At 33, Amit Mishra’s time is running out but the leg-spinner, who has frittered away many chances in his career, has been a revelation in this series against New Zealand.

cricket Updated: Oct 22, 2016 22:55 IST
Ashutosh Sharma
Amit Mishra

Indian cricketer Amit Mishra celebrates the dismissal of New Zealand's Ross Taylor.(AP Photo)

At 33, Amit Mishra’s time is running out but the leg-spinner, who has frittered away many chances in his career, has been a revelation in this series against New Zealand. Getting second wind, Mishra is the leading and most experienced spinner with R Ashwin and Ravindra Jadeja rested. And he has been among wickets, taking three each in the first two ODIs in Dharamshala and Delhi.

The wickets couldn’t have come at a better time. With India slated to play a five-Test series against England from November followed by a four-Test series against Australia starting in February, Mishra, also trying to mentor young spinners in the side, has made a case for himself.

“Whenever a youngster comes up to me and asks for tips, I oblige, especially the small things I feel are pertinent for them. I’m really enjoying this role of supporting the youngsters,” Mishra said.

Despite having made his Test debut way back in 2008 and played his first ODI five years earlier, Mishra has been in and out of the squad. Often left to the grind of domestic cricket, he has been called for one-off series here and there. In all, he has played just 20 Tests and 33 ODIs.
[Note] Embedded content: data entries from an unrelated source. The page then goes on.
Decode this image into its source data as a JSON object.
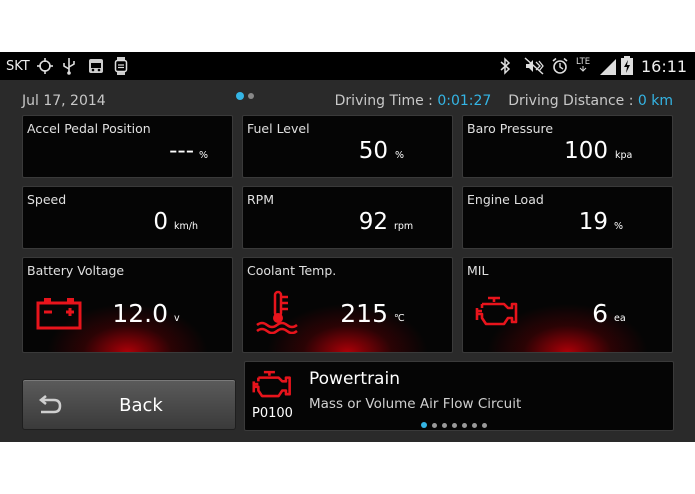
{
  "status_bar": {
    "carrier": "SKT",
    "network_type": "LTE",
    "time": "16:11",
    "left_icons": [
      "gps-icon",
      "usb-icon",
      "car-icon",
      "watch-icon"
    ],
    "right_icons": [
      "bluetooth-icon",
      "mute-icon",
      "alarm-icon",
      "signal-icon",
      "battery-charging-icon"
    ]
  },
  "header": {
    "date": "Jul 17, 2014",
    "driving_time_label": "Driving Time : ",
    "driving_time_value": "0:01:27",
    "driving_distance_label": "Driving Distance : ",
    "driving_distance_value": "0 km",
    "page_indicator": {
      "pages": 2,
      "current": 1
    }
  },
  "gauges": {
    "accel": {
      "title": "Accel Pedal Position",
      "value": "---",
      "unit": "%"
    },
    "fuel": {
      "title": "Fuel Level",
      "value": "50",
      "unit": "%"
    },
    "baro": {
      "title": "Baro Pressure",
      "value": "100",
      "unit": "kpa"
    },
    "speed": {
      "title": "Speed",
      "value": "0",
      "unit": "km/h"
    },
    "rpm": {
      "title": "RPM",
      "value": "92",
      "unit": "rpm"
    },
    "load": {
      "title": "Engine Load",
      "value": "19",
      "unit": "%"
    },
    "battery": {
      "title": "Battery Voltage",
      "value": "12.0",
      "unit": "v",
      "icon": "battery-icon"
    },
    "coolant": {
      "title": "Coolant Temp.",
      "value": "215",
      "unit": "℃",
      "icon": "coolant-temp-icon"
    },
    "mil": {
      "title": "MIL",
      "value": "6",
      "unit": "ea",
      "icon": "check-engine-icon"
    }
  },
  "back_button": {
    "label": "Back",
    "icon": "back-arrow-icon"
  },
  "dtc": {
    "category": "Powertrain",
    "code": "P0100",
    "description": "Mass or Volume Air Flow Circuit",
    "icon": "check-engine-icon",
    "pager": {
      "count": 7,
      "current": 1
    }
  },
  "colors": {
    "accent": "#34b5e5",
    "alert_red": "#e8141c",
    "background": "#2a2a2a",
    "card": "#050505"
  }
}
What has worked in Mishra’s favour is the appointment of Anil Kumble as coach. Mishra credits him for his advice and for keeping him focused.

“Anil bhai helps me out a lot. Rather than going into technicalities, he helps out with the mental aspect. For example, when I wasn’t in the playing XI during the Tests, he advised me on the areas I should bowl. How I should vary my pace according to the conditions, and how I should adjust the field,” Mishra said.

While Mishra got some stick in Delhi, leaking 60 runs, he crucially got out to a rash shot trying to heave Martin Guptill across the line, handing the advantage to the Kiwis.

Mishra realises his mistake and is ready to improve.

“There was an opportunity in the last match. I played a bad shot. If my shot had gotten the runs, it would have helped the team. Next time I get a chance like this, I’m going to take my time and prove myself.”